The easiest mistake to make right now is to say that this can't continue for long. That simply is not true.
Does such a large increase in Chinese spending on U.S. 'stuff' give reason to doubt that future action lives up to words on a page (or 86 pages for that matter)?
You may want to anticipate weakness but the opportunity cost of poor timing is so high that it is better to be reactive, not proactive.
The trade deal is done, with many loopholes, and Phase 2 won't proceed until after the election, so all eyes are now on the Fed FOMC meeting at the end of January.
I have been among the most wary of China and its ability to change. I remain that way. But the U.S. got more than I ever thought.
There is no inflation for the Fed to fight with higher rates, and the notion that low interest rates create asset bubbles is overrated.

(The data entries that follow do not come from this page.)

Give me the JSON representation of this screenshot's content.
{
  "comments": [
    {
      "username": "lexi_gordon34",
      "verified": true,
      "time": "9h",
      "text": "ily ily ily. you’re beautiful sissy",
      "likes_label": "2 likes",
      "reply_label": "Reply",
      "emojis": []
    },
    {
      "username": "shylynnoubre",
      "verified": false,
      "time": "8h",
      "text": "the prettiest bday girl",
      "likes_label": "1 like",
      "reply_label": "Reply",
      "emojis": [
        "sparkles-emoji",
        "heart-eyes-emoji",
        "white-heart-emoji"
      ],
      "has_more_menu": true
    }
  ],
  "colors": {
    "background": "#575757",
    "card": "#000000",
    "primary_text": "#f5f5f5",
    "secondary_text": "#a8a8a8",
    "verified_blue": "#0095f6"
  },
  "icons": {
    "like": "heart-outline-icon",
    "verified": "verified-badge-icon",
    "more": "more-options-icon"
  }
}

The top-five stocks in the S&P 500 now make up 18% of its market cap, higher than similar peaks in 1999 and 2008.
The positive news flow keeps tripping up market participants that are looking for some pullback to relieve overbought conditions.
There is still money to be made, and lost, here.
The signing on Wednesday of a trade pact should see China double U.S. imports, though exactly on what may remain secret. Investors also fret it can't follow through.